are in use.
SUSE Package Hub 15 oneclick install
Install ghcspeculation
NOTE: This oneclick installation requires that the SUSE Package Hub extension to already be enabled.
See http://packagehub.suse.com/howtouse/ for information on enabling the Package Hub extension
If the extension is not enabled, this installation will fail while trying to enable an invalid repo.
This package might depend on packages from SUSE Linux Enterprise modules. If those modules are not enabled, a package dependency error will be encountered.
SUSEPackageHub15StandardPool
Package Hub 15
Dummy repo  this will fail

ghcspeculation
A framework for safe, programmable, speculative parallelism
A framework for safe, programmable, speculative parallelism, loosely based on:
* Prakash Prabhu, G. Ramalingam, and Kapil Vaswani, "/Safe Programmable
Speculative Parallelism/", In the proceedings of Programming Language Design
and Implementation (PLDI) Vol 45, Issue 6 (June 2010) pp 5061.
<http://research.microsoft.com/pubs/118795/pldi026vaswani.pdf>
This package provides speculative function application and speculative folds.
Speculative STM transactions take the place of the transactional rollback
machinery from the paper.
For example:
''spec' g f a' evaluates 'f g' while forcing 'a', if 'g == a' then 'f g' is
returned, otherwise 'f a' is evaluated and returned.

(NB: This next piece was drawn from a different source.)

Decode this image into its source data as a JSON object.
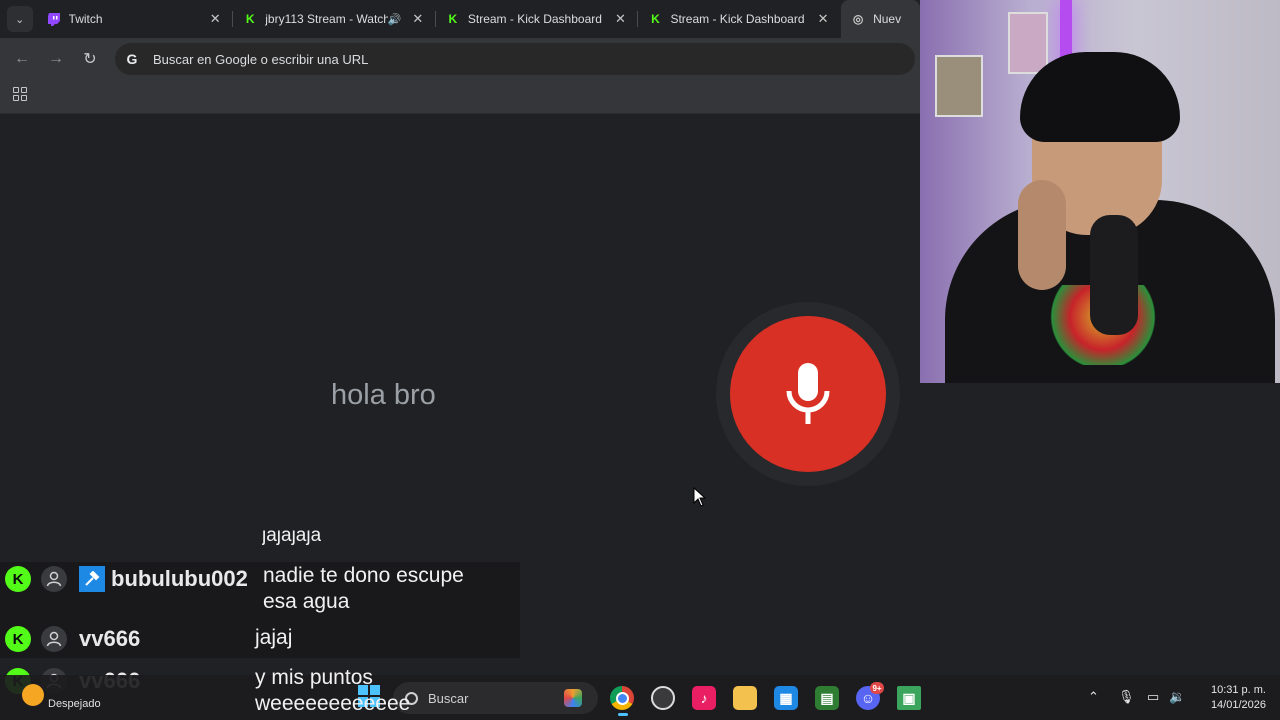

Furthermore, if the
argument has already been evaluated, we skip the 'f g' computation entirely.
If a good guess at the value of 'a' is available, this is one way to induce
parallelism in an otherwise sequential task. However, if the guess isn't
available more cheaply than the actual answer, then this saves no work and if
the guess is wrong, you risk evaluating the function twice. Under high load,
since 'f g' is computed via the spark queue, the speculation will be skipped
and you will obtain the same answer as 'f $! a'.
The bestcase timeline looks like:
> foreground: [ a ] > foreground: [] (check g == a) > spark: [
f g ] > overall: [ spec g f a ]
The worstcase timeline looks like:
> foreground: [ a ] > foreground: [] (check g == a) > foreground:
[ f a ] > spark: [ f g ] > overall: [ spec g f a
]
Note that, if 'f g' takes longer than a to compute, in the HEAD release of GHC,
'f g' will be collected and killed during garbage collection.
> foreground: [ a ] > foreground: [] (check g == a) > foreground:
[ f a ] > spark: [ f g ###### (#'s mark when this spark is
collectable) > overall: [ spec g f a ]
Under high load:
> foreground: [ a ] > foreground: [] (check g == a) > foreground:
[ f a ] > overall: [ spec g f a ]
Compare these to the timeline of 'f $! a':
> foreground: [ a ] > foreground: [ f a ] > orverall:
[ f $! a ]
'specSTM' provides a similar time table for STM actions, but also rolls back
sideeffects. The one unfortunate operational distinction is that it is forced
to compute 'a' in the background thread and therefore degrades slightly less
gracefully under load, although we mitigate this effect by only enqueuing if
the number of sparks for the current capability is lower than the total number
of capabilities, to try to avoid wasting time when all computational resources
are in use.